The Laws of Nature

Tuesday, October 27, 2009

The Role of Beauty in Art

Last year I attended a lecture entitled "What is Art?" given by Arthur Danto, Professor Emeritus in Philosophy from Columbia University and art critic for the New York Times and Art Forum. In defining art, he identified two criteria necessary for something to be deemed a work of art: 1) it has meaning, and 2) it embodies that meaning. (This inspired me to begin teaching workshops across the country based on concept development.) But, Danto asks, what about aesthetics? Should art have an aesthetic dimension? NO, he says. Beauty is important in life, but not in art. He cited Duchamp who viewed beauty as "retinal flutter" and pointed out the Dada movement as examples. So, Danto adds, beauty is important in life, and certainly is one of the virtues, but art isn't impoverished if it isn't beautiful. ART IS AN AESTHETIC OF MEANING, it needs conceptual weight.
I agree with Dantoto a point. Although I tend to make eggshells look beautiful, that's not the point. It's really about the concept - FRAGILITY - of the psyche, of life, of our investments and the beauty that can be found in chaos, in the fragments of our psyches, in the remains. If you'd like to read a really great opinion about all this, please read Margaret Ryall's blog: She wrote an informed response to my comments on Danto and beauty on her October 21st entry comments area. Take a look!

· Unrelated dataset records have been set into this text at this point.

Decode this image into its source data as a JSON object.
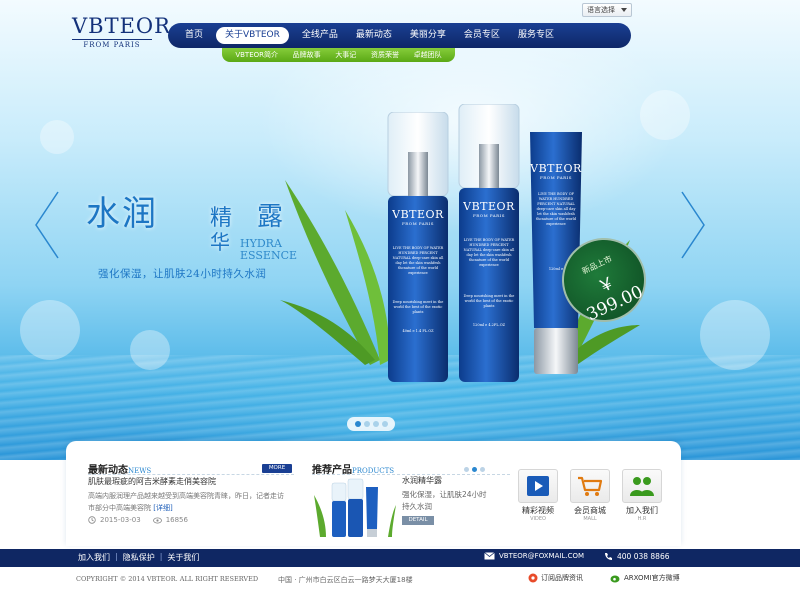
{
  "brand": {
    "logo_main": "VBTEOR",
    "logo_sub": "FROM PARIS"
  },
  "lang_select": {
    "label": "语言选择"
  },
  "nav": {
    "items": [
      "首页",
      "关于VBTEOR",
      "全线产品",
      "最新动态",
      "美丽分享",
      "会员专区",
      "服务专区"
    ],
    "active_index": 1
  },
  "subnav": {
    "items": [
      "VBTEOR简介",
      "品牌故事",
      "大事记",
      "资质荣誉",
      "卓越团队"
    ]
  },
  "hero": {
    "title_big": "水润",
    "title_char_1": "精",
    "title_char_2": "露",
    "title_char_3": "华",
    "title_en_1": "HYDRA",
    "title_en_2": "ESSENCE",
    "slogan": "强化保湿，让肌肤24小时持久水润",
    "products": [
      {
        "brand": "VBTEOR",
        "from": "FROM PARIS",
        "copy": "LIVE THE BODY OF WATER HUNDRED PERCENT NATURAL deep-care skin all day let the skin washfesh thcnature of the world experience",
        "bottom": "Deep nourishing meet in the world the best of the exotic plants",
        "size": "40ml e 1.4 FL.OZ"
      },
      {
        "brand": "VBTEOR",
        "from": "FROM PARIS",
        "copy": "LIVE THE BODY OF WATER HUNDRED PERCENT NATURAL deep-care skin all day let the skin washfesh thcnature of the world experience",
        "bottom": "Deep nourishing meet in the world the best of the exotic plants",
        "size": "120ml e 4.2FL.OZ"
      },
      {
        "brand": "VBTEOR",
        "from": "FROM PARIS",
        "copy": "LIVE THE BODY OF WATER HUNDRED PERCENT NATURAL deep-care skin all day let the skin washfesh thcnature of the world experience",
        "size": "120ml e"
      }
    ],
    "price_badge": {
      "tag": "新品上市",
      "price": "￥ 399.00"
    },
    "slider_dots": 4,
    "active_dot": 0,
    "accent_color": "#1d76c4"
  },
  "news": {
    "title": "最新动态",
    "title_en": "NEWS",
    "more_label": "MORE",
    "headline": "肌肤最瑕疵的阿吉米酵素走俏美容院",
    "body": "高端内服润理产品越来越受到高端美容院青睐，昨日，记者走访市部分中高端美容院",
    "detail_label": "[详细]",
    "date": "2015-03-03",
    "views": "16856"
  },
  "recommend": {
    "title": "推荐产品",
    "title_en": "PRODUCTS",
    "product_name": "水润精华露",
    "product_desc": "强化保湿，让肌肤24小时持久水润",
    "detail_label": "DETAIL",
    "mini_dots": 3,
    "active_mini_dot": 1
  },
  "tiles": [
    {
      "cn": "精彩视频",
      "en": "VIDEO",
      "icon": "video-icon",
      "color": "#1a5bb8"
    },
    {
      "cn": "会员商城",
      "en": "MALL",
      "icon": "cart-icon",
      "color": "#e07a10"
    },
    {
      "cn": "加入我们",
      "en": "H.R",
      "icon": "people-icon",
      "color": "#3a9a1e"
    }
  ],
  "footer": {
    "links": [
      "加入我们",
      "隐私保护",
      "关于我们"
    ],
    "separator": "|",
    "email": "VBTEOR@FOXMAIL.COM",
    "phone": "400 038 8866",
    "copyright": "COPYRIGHT © 2014 VBTEOR. ALL RIGHT RESERVED",
    "address": "中国 · 广州市白云区白云一路梦天大厦18楼",
    "weibo_label": "订阅品牌资讯",
    "wechat_label": "ARXOMI官方微博"
  }
}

Unknown said...

and then there is beauty in the eye of the beholder...beautiful in one culture is not in another. I just came back from Margaret's blog. I love an intellectual joust now and then.

-Don said...

As I was reading your post I was thinking about how I wanted to respond. I'm really tired of work often being dismissed by critics and those who write about art because it has aesthetic beauty. That's like assuming a cheerleader is stupid and has no substance just because she's pretty and full of life. ...And then you pointed me to Margaret's response and I thought, "Yay, someone else feels that way, too". She just put it in a much more concise and diplomatic way.

Thanks for keeping this dialog flowing. I found out a long time ago that I learn more about myself as I'm forced to view how others see things.

BTW, are the paintings associated with your most recent postings new? At least, they are to me and I have been enjoying them tremendously. The colors on the one for this post are spectacular.


Unknown said...

Good point, Sheila! Thanks :)

Thanks, Don, for your substantive comments. I know, I know ... sometimes my head hurts, too! :)
The painting on this post is about 2 years old but the other recent posts are new ones - "mini's". Thanks!